● **WHAT THIS TASK INVOLVES**
Give the number of lines in the listing that hold the word "true". Write nothing but that number.

● **RECORD EXCERPTS**
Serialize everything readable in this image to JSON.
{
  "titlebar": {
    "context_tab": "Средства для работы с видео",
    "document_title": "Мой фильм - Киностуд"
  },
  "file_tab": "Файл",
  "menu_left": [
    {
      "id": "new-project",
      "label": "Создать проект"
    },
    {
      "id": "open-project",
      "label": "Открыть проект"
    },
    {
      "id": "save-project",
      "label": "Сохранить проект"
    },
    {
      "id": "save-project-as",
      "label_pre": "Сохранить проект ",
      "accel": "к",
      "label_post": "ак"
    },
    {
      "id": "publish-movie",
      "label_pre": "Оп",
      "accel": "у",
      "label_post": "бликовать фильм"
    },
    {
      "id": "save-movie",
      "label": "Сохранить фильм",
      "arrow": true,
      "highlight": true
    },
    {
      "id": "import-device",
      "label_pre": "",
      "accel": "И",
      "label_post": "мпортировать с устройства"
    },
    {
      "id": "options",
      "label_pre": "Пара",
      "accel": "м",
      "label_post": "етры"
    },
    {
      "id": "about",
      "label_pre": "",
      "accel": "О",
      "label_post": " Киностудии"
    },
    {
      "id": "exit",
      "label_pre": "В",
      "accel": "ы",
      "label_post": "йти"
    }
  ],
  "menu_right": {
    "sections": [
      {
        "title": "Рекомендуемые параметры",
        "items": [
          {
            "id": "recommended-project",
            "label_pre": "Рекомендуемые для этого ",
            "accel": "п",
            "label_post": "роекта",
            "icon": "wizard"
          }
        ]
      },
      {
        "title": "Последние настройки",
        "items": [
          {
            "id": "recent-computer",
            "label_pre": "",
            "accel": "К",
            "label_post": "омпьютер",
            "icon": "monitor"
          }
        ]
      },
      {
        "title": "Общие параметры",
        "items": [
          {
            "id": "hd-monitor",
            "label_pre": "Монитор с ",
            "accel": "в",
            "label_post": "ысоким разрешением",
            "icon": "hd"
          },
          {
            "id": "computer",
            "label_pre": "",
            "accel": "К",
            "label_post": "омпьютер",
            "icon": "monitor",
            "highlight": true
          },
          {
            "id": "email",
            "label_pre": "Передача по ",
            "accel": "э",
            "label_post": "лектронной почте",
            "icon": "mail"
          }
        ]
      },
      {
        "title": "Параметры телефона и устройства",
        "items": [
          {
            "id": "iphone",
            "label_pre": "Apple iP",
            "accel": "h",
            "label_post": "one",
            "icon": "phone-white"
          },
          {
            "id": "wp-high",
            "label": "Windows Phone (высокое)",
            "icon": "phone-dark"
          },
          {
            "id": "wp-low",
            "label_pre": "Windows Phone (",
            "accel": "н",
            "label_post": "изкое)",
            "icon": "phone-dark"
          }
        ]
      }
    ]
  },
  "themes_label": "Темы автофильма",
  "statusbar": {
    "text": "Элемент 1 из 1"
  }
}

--

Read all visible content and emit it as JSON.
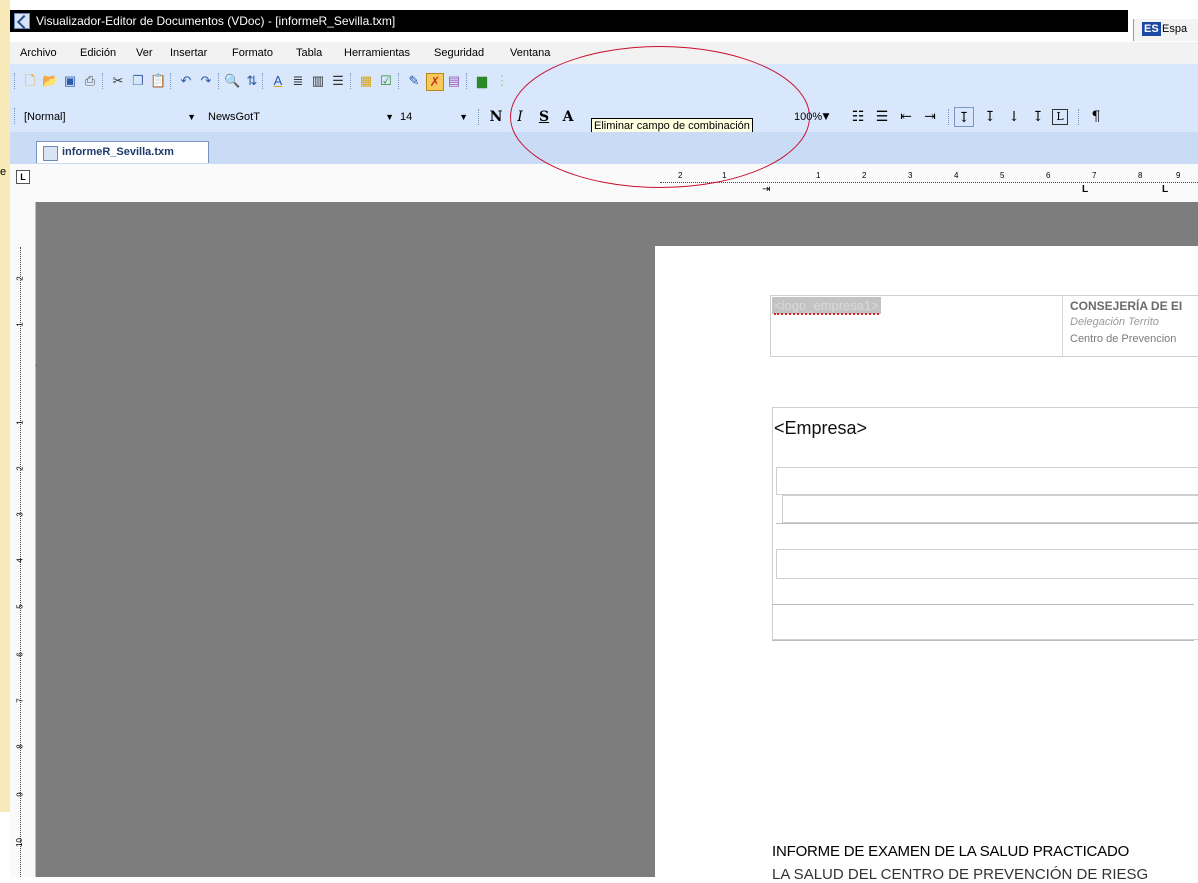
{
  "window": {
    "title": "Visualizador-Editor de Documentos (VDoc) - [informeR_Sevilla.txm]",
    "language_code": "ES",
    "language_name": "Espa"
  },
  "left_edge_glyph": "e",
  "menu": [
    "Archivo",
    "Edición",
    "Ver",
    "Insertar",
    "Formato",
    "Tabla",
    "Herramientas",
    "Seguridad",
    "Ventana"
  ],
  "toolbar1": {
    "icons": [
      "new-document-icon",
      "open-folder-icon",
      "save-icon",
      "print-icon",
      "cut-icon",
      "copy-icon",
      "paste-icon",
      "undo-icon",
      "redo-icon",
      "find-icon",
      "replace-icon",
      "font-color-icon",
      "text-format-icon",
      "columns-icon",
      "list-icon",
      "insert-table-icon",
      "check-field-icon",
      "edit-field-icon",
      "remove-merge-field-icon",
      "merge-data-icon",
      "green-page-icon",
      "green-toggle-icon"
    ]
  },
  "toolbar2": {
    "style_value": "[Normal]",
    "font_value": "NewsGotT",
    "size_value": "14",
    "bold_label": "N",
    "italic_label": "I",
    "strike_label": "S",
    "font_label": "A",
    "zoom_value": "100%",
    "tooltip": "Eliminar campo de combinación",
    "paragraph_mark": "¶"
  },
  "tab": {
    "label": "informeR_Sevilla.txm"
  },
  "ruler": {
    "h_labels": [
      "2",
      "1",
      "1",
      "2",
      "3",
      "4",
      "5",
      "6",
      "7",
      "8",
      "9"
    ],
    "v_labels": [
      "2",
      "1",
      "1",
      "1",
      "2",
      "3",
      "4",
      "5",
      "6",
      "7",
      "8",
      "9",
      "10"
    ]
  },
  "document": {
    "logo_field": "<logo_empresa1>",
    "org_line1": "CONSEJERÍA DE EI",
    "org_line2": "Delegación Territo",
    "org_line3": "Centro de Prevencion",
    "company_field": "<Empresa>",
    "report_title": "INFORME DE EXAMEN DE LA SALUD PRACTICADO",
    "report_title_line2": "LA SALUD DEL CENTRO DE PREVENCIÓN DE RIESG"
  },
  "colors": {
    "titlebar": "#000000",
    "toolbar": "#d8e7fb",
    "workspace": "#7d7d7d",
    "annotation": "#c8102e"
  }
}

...

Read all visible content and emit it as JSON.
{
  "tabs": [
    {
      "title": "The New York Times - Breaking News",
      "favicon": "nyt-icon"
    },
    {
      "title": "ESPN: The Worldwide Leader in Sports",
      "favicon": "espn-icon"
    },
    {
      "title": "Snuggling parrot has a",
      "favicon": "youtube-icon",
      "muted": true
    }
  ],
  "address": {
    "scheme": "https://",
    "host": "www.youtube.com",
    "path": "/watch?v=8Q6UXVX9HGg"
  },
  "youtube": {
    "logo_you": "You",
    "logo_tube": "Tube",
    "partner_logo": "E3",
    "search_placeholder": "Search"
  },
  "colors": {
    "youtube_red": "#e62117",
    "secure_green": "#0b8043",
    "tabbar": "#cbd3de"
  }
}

● **SOLUTION FOR THIS TASK**
4